posted on Nov, 5 2014 @ 11:17 AM
I had to try and overcome this problem. I get the job done now, but I can't say I feel good about it in the way I see other hunters behave.
I began shooting all types of firearms as a kid. In North Georgia, there were plenty of opportunities to shoot and hunt, but my Dad wasn't a hunter,
so I shot at targets exclusively well into my 30's. I've always revered all types of life, so it was with mixed emotions when I accepted an
invitation to go on a guided pheasant hunt with a couple of buddies.
They were both hunting types, and I had long heard about their weekends shooting ducks, deer, and whatever else was in season. They had no idea that I
was - and am - a very good shot, so I think they thought they were going to have a little fun at my expense watching me blast at air or whatever. That
was most decidedly not the case.
We arrived at the property in western Arkansas and hooked up with the guide and his dogs. Off we went, the dogs scurrying around in the brush trying
to scare up the birds that had been raised for this purpose.
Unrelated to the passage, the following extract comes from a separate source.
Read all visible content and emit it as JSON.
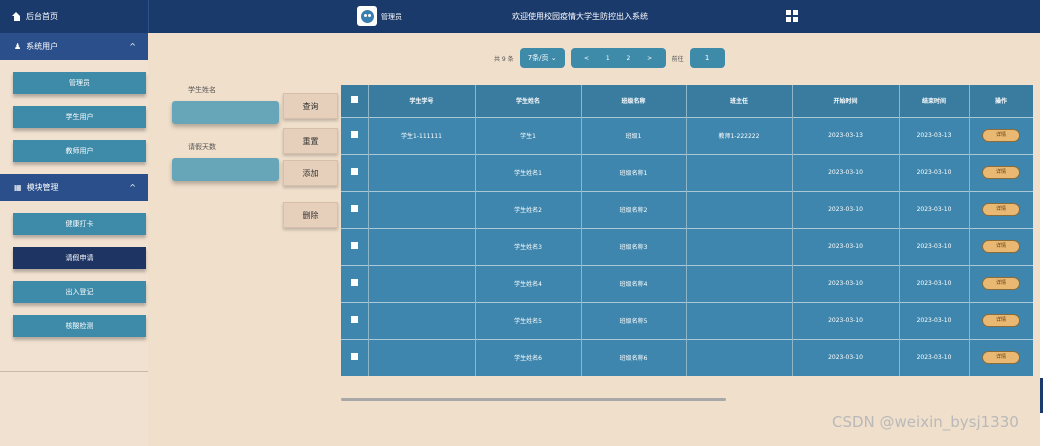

Finally, a dog went on point and the first pheasant took flight. My initial thought was,
'Wow, that thing is slow!' (not to mention huge) so I was surprised when my buddy shot and missed the crossing bird from about 75'. He made some
lame excuse, but my mind was now 'in the hunt'.
It was decided that I would take the next shot. It wasn't long before one of the dogs scared up another bird, and I put it down easily. Yes, there
was an adrenaline rush, and so it went while we all bagged our five bird limit. The hunt wasn't without incident, though. I took my five with five
shots, all immediate kills. One of my friends clipped a bird and I watched it hit the ground, then stand and begin running across a field. It was
about a hundred yards away and my friend was just sort of ambling towards it. Man, I was hot. I said, "You've got to hurry up and get to that bird.
"I ain't running after a bird."
I gave him my gun and jogged to the pheasant. By the time I got there, it was still very much alive and doing its damnedest to get away from me. I
carry a razor sharp knife, and I was finally able to step on its wing and I quickly cut its throat. First time for that, too.
It had been explained to me that after the hunt, the guide would exchange our birds for others that had been fully dressed. When we were done, the
guide said he didn't have fifteen birds dressed and ready, so we popped the birds in some large garbage bags, threw them in the back of the truck and
headed back to Memphis, about an hour away.
When we got home, the bags had expanded quite a bit due to the release of gasses from the birds. As I had never hunted critters before, I didn't know
not to tie off the bags tightly so the gas could escape. Apparently neither did my buddies. Anyway, I was soured on the entire experience. I gave them
my kill to split and I went home empty handed.
It's not like I cried or anything, but I definitely felt remorse, mostly because I was not in anywhere close to the right mindset regarding the hunt
from the beginning. At that point in my life, all of my meat came with plastic wrapping over it and I wasn't hunting for survival. I was just killing
for the sake of killing. That still doesn't sit well with me to this day.
Later in life I would face financial hardship and would be faced with either doing without or securing meat for the price of gas and bullets. I
grabbed a VERY different friend and explained my situation. I wanted to learn to hunt and dress a few different animals that year and asked for his
help. He obliged, and we spent that winter and spring getting duck, turkey, deer, boar, and rabbits. Aside from a very angry pig that I was more than
happy to shoot (eager would be the wrong word, though), I dealt with the emotion of killing the way I would hope most hunters do, with a sense of awe,
humility, and thankfulness that we are put in a position to hunt and provide for our families. Every kill I made then - even the 330# hog - and every
kill I make now is followed by me thanking, either aloud or to myself, whatever entity put these animals here for our use.
Now we raise chickens, goats, finish cattle occasionally, and I'll take a hog off of someone's hands if they've run into a problem or just changed
their minds about raising it. I don't hunt much anymore, and I don't really care for killing, but I fish quite a bit and will hunt if we need the
meat. I don't get 'excited' about hunting, but I do enjoy knowing and understanding exactly what's going into to my body. We spend very little
money on food, and my criteria for buying food is pretty simple: I look at the ingredients list and if it has more than one, I try to avoid it. I do
all the cooking in our house (both my mother and father were excellent cooks), and I've never felt better since ditching all processed foods and
opting for fresh/fresh frozen/canned foods that I prepare from scratch, including all of our baked goods, bread, and dairy. Yes, there are days when
running to the store for some milk sounds better than dragging my ass out of bed before sunrise to milk a goat, but as soon as I get up and moving,
it's all good.
I say this: If you get a thrill out of hunting/killing, you're missing the point. It's okay to feel humble about taking a life. If you're normal,
that's exactly how you should feel.
Best of luck ~ LR